● What the exercise asks:
Set down all of the data again, character for character.

● Source material:
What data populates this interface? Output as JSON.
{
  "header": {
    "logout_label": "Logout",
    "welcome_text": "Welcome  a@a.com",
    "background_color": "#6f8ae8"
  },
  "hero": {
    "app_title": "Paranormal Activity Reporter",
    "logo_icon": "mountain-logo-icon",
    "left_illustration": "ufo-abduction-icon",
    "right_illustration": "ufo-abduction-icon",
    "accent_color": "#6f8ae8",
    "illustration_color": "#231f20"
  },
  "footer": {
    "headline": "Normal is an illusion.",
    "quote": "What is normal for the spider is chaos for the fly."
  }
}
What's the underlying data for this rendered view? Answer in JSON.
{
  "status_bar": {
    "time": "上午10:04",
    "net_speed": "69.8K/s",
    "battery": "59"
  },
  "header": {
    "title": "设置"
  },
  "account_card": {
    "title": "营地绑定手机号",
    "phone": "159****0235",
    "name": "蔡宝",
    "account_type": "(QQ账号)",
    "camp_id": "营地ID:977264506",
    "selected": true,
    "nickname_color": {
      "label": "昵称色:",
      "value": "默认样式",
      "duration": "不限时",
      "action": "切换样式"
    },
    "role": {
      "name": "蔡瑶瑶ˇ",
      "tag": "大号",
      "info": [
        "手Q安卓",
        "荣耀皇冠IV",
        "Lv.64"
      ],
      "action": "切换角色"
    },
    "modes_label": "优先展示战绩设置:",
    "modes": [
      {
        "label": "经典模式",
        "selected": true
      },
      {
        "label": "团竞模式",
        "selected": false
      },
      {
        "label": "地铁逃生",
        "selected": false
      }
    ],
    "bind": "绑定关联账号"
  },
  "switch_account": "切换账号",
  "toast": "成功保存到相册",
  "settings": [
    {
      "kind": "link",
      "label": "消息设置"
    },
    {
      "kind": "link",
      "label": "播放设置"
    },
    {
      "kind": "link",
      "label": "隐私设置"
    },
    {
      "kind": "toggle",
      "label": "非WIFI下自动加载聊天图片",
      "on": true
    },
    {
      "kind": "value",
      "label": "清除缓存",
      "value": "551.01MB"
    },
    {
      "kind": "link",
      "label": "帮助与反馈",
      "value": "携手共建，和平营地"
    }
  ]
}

● Reply to the task:
What data populates this interface? Output as JSON.
{
  "header": {
    "logout_label": "Logout",
    "welcome_text": "Welcome  a@a.com",
    "background_color": "#6f8ae8"
  },
  "hero": {
    "app_title": "Paranormal Activity Reporter",
    "logo_icon": "mountain-logo-icon",
    "left_illustration": "ufo-abduction-icon",
    "right_illustration": "ufo-abduction-icon",
    "accent_color": "#6f8ae8",
    "illustration_color": "#231f20"
  },
  "footer": {
    "headline": "Normal is an illusion.",
    "quote": "What is normal for the spider is chaos for the fly."
  }
}
What's the underlying data for this rendered view? Answer in JSON.
{
  "status_bar": {
    "time": "上午10:04",
    "net_speed": "69.8K/s",
    "battery": "59"
  },
  "header": {
    "title": "设置"
  },
  "account_card": {
    "title": "营地绑定手机号",
    "phone": "159****0235",
    "name": "蔡宝",
    "account_type": "(QQ账号)",
    "camp_id": "营地ID:977264506",
    "selected": true,
    "nickname_color": {
      "label": "昵称色:",
      "value": "默认样式",
      "duration": "不限时",
      "action": "切换样式"
    },
    "role": {
      "name": "蔡瑶瑶ˇ",
      "tag": "大号",
      "info": [
        "手Q安卓",
        "荣耀皇冠IV",
        "Lv.64"
      ],
      "action": "切换角色"
    },
    "modes_label": "优先展示战绩设置:",
    "modes": [
      {
        "label": "经典模式",
        "selected": true
      },
      {
        "label": "团竞模式",
        "selected": false
      },
      {
        "label": "地铁逃生",
        "selected": false
      }
    ],
    "bind": "绑定关联账号"
  },
  "switch_account": "切换账号",
  "toast": "成功保存到相册",
  "settings": [
    {
      "kind": "link",
      "label": "消息设置"
    },
    {
      "kind": "link",
      "label": "播放设置"
    },
    {
      "kind": "link",
      "label": "隐私设置"
    },
    {
      "kind": "toggle",
      "label": "非WIFI下自动加载聊天图片",
      "on": true
    },
    {
      "kind": "value",
      "label": "清除缓存",
      "value": "551.01MB"
    },
    {
      "kind": "link",
      "label": "帮助与反馈",
      "value": "携手共建，和平营地"
    }
  ]
}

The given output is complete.